The suicidal airport worker who hijacked a plane and carried loops in the air before crashing, acted alone, the FBI has finally confirmed.
According to a report released Friday, 28-year-old Richard Russell from Seattle seized the plane with 76 seats from Sea-Tac airport on their own and deliberately crashed on August 10 on the island of Ketron.
The FBI assessed the flight's flight recorder and cockpit voice recorder and determined that even in the last minute of the flight, Russell had full control of the aircraft and had plenty of time to recover if he did not want to crash.
The FBI published Friday a report stating that Richard Russell, 28, acted only when he hijacked a plane, lasted an hour's joyride and then collapsed on August 10
The suicidal airport worker hijacked the plane after one of his services with Horizon Air and flew in the air before crashing on the island of Ketron and sending in smoke plumes
Smoke and an orange glow are seen on Ketron Island in Washington state, where the plane eventually crashed
What remains a mystery is why Russell took his own life. He did not make phone calls or made statements about his motive.
Researchers described him as suicidal.
He left and flew around in loops and upside down above Pierce County at 7:33 PM.
He did not have a pilot's license but told an Air Traffic Control agent that he did not need much help when he added: "I've played a number of video games before & # 39;

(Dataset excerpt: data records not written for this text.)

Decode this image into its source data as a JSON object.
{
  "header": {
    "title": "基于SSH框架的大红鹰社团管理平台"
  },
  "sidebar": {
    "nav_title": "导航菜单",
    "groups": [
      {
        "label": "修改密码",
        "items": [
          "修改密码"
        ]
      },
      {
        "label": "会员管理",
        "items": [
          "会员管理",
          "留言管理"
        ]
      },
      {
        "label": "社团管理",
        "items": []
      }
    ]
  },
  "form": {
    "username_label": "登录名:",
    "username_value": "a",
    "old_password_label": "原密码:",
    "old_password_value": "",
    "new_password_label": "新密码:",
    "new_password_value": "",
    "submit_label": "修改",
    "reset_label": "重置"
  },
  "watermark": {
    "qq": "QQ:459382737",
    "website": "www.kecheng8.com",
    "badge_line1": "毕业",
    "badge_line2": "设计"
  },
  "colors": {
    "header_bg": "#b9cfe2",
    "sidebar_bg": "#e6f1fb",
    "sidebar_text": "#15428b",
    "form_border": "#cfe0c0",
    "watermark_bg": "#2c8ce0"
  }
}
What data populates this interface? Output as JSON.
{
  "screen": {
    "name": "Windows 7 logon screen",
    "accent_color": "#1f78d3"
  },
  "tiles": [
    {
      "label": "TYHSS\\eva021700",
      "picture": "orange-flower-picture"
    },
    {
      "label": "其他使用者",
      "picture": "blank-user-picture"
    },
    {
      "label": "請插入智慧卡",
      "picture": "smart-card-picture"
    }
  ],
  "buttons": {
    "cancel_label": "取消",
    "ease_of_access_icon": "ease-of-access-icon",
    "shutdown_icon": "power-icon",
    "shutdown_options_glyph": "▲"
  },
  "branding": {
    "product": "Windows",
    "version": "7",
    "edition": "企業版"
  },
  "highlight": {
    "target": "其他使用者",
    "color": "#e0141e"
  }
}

The FBI determined that he had not had formal flying training, but was familiar with the checklist of actions before an airplane took off and revealed its internet history a search for instructional videos about the flight.
As he took his hour-long joyride, he talked to the air traffic controller, who tried to reason with him for the fatal fiery crash.

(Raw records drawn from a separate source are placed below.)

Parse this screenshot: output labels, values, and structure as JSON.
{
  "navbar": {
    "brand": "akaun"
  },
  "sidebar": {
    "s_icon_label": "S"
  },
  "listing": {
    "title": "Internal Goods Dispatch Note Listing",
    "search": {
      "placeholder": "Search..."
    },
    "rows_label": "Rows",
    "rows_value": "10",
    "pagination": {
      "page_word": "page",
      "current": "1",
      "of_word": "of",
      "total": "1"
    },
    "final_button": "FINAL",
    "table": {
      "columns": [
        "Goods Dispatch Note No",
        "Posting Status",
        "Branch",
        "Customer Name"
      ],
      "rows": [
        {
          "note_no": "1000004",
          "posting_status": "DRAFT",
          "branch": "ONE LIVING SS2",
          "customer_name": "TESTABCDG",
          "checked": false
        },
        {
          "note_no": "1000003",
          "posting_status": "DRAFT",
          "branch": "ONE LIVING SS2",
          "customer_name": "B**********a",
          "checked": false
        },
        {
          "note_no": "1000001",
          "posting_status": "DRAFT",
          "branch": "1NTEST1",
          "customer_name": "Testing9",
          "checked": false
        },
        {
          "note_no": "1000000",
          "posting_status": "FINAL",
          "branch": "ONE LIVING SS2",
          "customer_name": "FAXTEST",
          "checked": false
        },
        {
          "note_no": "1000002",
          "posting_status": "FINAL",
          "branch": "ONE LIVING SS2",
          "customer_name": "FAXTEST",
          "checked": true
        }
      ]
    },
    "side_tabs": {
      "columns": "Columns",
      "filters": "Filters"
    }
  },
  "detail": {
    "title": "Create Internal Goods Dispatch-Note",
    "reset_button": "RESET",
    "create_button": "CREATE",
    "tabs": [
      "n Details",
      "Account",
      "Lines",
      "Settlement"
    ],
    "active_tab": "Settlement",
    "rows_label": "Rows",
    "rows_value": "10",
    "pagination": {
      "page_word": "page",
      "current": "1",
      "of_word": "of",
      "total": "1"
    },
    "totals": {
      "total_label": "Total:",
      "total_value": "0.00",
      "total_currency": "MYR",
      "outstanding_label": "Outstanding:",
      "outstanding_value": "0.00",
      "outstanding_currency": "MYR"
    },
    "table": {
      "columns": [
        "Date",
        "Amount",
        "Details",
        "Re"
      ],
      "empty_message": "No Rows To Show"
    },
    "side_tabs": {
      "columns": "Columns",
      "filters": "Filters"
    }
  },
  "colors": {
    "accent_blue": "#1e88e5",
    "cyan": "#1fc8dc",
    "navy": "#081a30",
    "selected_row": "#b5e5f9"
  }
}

Russell introduced himself above with his wife Hannah, with whom he married in 2011. The two had no children
The FBI ruled that Russell had not attended formal flight training but was familiar with the checklist of actions before an airplane took off and revealed its internet history a search for instructional videos about the flight.
& # 39; I have many people who care about me. It will disappoint them to hear that I have done this. I want to apologize to each of them. Just a broken guy, I think a few screws are loose. I have never known it until now, "he said in audio from Air Traffic Control communication.
Russell then said before he crashed: "I think I'm going to try a barrel, and if that goes well, I'll go down and call it a night," & # 39; according to a recording of his conversation with the controller.
Timeline of Russell & # 39; s last day
14.36 hours – Arrived at checkpoint security at Sea-Tac Airport in Seattle
7.19 pm – Climbed on board the plane
7.27pm – Uses a towing vehicle to turn the nose of the place around
7.33 – Russell left and flew in a loop over Pierce County
8.46 – Crushed on the island of Ketron
The FBI will not institute criminal proceedings in the case because Russell acted alone and died in the crash, according to Seattlepi.
They set a timeline from Russell's last day.
He arrived on August 10 for safety reasons at 2.36 pm at the airport where he was an employee and baggage handler of Horizon Air.
He climbed aboard the plane at 19.19 and used a towing vehicle to turn the aircraft's nose at 7.27 o'clock. He left at 7.33 am and crashed about one hour later at 8.46 pm.
The aircraft was a Bombardier Q400, a turboprop with seating for 76 people, owned by Horizon Air, part of Alaska Airlines. It was parked earlier in the day in a cargo and maintenance area for the night after arriving from Victoria, British Columbia.
He had worked at Horizon Air for 3 1/2 years.